However, due to cultural and economic factors, these goals remain difficult to meet. For instance, the act does nothing to protect children who perform domestic or unreported labor, which is very common in India. In almost all Indian industries girls are unrecognized laborers because they are seen as helpers and not workers. Therefore, girls are therefore not protected by the law. Children are often exploited and deprived of their rights in India, and until further measures are taken, many Indian children will continue to live in poverty.

India and the Convention of the Rights of the Child

The CRC was adopted by the UN General Assembly on November 20th, 1989 and ratified by India in 1992.

Its significance is that it provides a legal framework to the rights of the child by holding governments accountable. It also has the potential to be an important tool for activists who work for children’s rights and, most importantly, it provides an opportunity and a forum for children to advocate for their rights.

It also places an obligation on the state parties to submit reports to the Committee on the Rights of the Child on the status of the implementation of CRC (Article 44). However, it is silent on the role of children themselves in the process of monitoring the CRC. The exclusion of children from matters that significantly affect their lives is contrary to the spirit of CRC itself. Children’s rights have always existed. But unless they are realized and exercised by children themselves, they remain meaningless.

Child labour activists firmly believe that children can play a significant role in the monitoring the CRC, as rights can be effectively enforced only when the monitoring mechanism includes protagonists themselves, in this case, the children themselves.

The idea is to empower children by creating opportunities for them to participate and influence the process of policy formulations. This was based on their experiences which have proved that children, especially working children, are capable of serious thought, analysis and expression of their own situation ; and that they can very effectively advocate for themselves. The life experiences and tenacity of working children enhances their ability to be sharply critical of the adult world as well as to be more appreciative of its rare finer moments.

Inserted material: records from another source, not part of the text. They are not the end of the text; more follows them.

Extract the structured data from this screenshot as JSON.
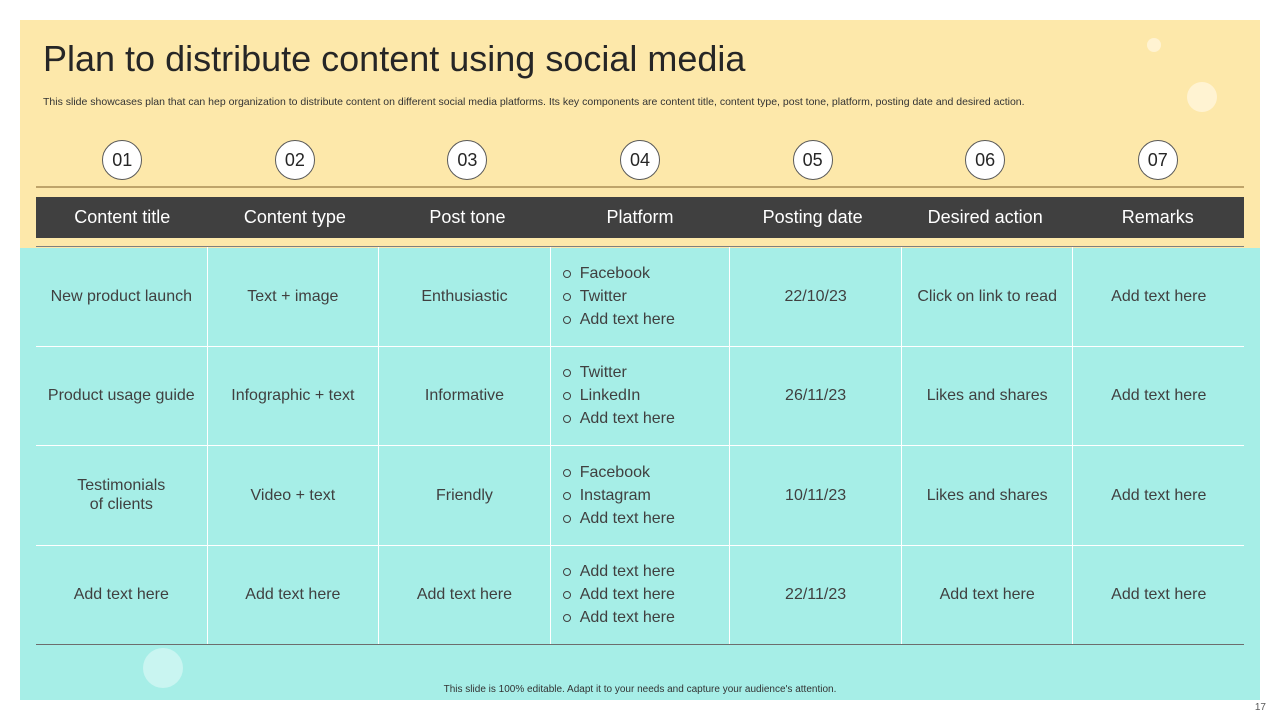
{
  "slide": {
    "title": "Plan to distribute content using social media",
    "subtitle": "This slide showcases plan that can hep organization to distribute content on different social media platforms. Its key components are content title, content type,  post tone, platform, posting date and desired action.",
    "footer": "This slide is 100% editable.  Adapt it to your needs and capture your audience's attention.",
    "page_number": "17",
    "colors": {
      "top_panel": "#fde8aa",
      "bottom_panel": "#a6eee7",
      "header_bar": "#404040",
      "title_text": "#262626"
    }
  },
  "steps": [
    "01",
    "02",
    "03",
    "04",
    "05",
    "06",
    "07"
  ],
  "table": {
    "headers": [
      "Content title",
      "Content type",
      "Post tone",
      "Platform",
      "Posting date",
      "Desired action",
      "Remarks"
    ],
    "rows": [
      {
        "title": "New product launch",
        "type": "Text + image",
        "tone": "Enthusiastic",
        "platforms": [
          "Facebook",
          "Twitter",
          "Add text here"
        ],
        "date": "22/10/23",
        "action": "Click on link to read",
        "remarks": "Add text here"
      },
      {
        "title": "Product usage guide",
        "type": "Infographic  + text",
        "tone": "Informative",
        "platforms": [
          "Twitter",
          "LinkedIn",
          "Add text here"
        ],
        "date": "26/11/23",
        "action": "Likes and shares",
        "remarks": "Add text here"
      },
      {
        "title_line1": "Testimonials",
        "title_line2": "of clients",
        "type": "Video + text",
        "tone": "Friendly",
        "platforms": [
          "Facebook",
          "Instagram",
          "Add text here"
        ],
        "date": "10/11/23",
        "action": "Likes and shares",
        "remarks": "Add text here"
      },
      {
        "title": "Add text here",
        "type": "Add text here",
        "tone": "Add text here",
        "platforms": [
          "Add text here",
          "Add text here",
          "Add text here"
        ],
        "date": "22/11/23",
        "action": "Add text here",
        "remarks": "Add text here"
      }
    ]
  }
}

Advocacy and Mediation Strategies

We need to understand and incorporate the following insights and principles in our work on child labour and child rights in India:

We need to view the child as protagonist

  • Reclaiming childhood (in terms of the Convention of the Rights of the Child) ;

  • Decision maker (Joyful learning / recreation / leisure).

Need to distinguish between work vs. labour

  • Labour as obstacles to growth and development

  • Work as all that adds to value based education

To eliminate all forms of injustice, discrimination and violence

  • Physical /gender / sexual abuse ;

  • Social ;

  • Emotional / mental.

To provide exposure to out-of-class challenges

To oppose non-tariff barriers on account of child labour

On issues of legal and justiciable matters, the activist’s goal is clear, but the process undeveloped. We hope to invite the following partners for the conference :

  • National Federation of Anganwadi workers and helpers ;

  • CACL ;

  • Child care networks / Childline ;

  • Groups working for legal literacy and awareness.

Advocacy is needed for changing education system.

For example:

  • Vocationalisation of education after 8th standard

  • Promote educational alternatives :

    • a) Documentation ;

    • b) Information exchange ;

    • c) Mainstreaming alternatives ;

    • d) Networking and broad basing, with organisations such as NCERT / SCERTs / AICTE / Sarva Shiksha Abhiyaan.

Strategies to be discussed

  • PILs filed by activists in case of rights abuse and child labour ;

  • Studies and Fact Finding Missions (reportage) ;

  • Public hearings / press conferences ;

  • Interact with government-appointed Special Rapporteur (Mr Venugopal) ;

  • Petitions ;

  • Educating Public / Youth / students.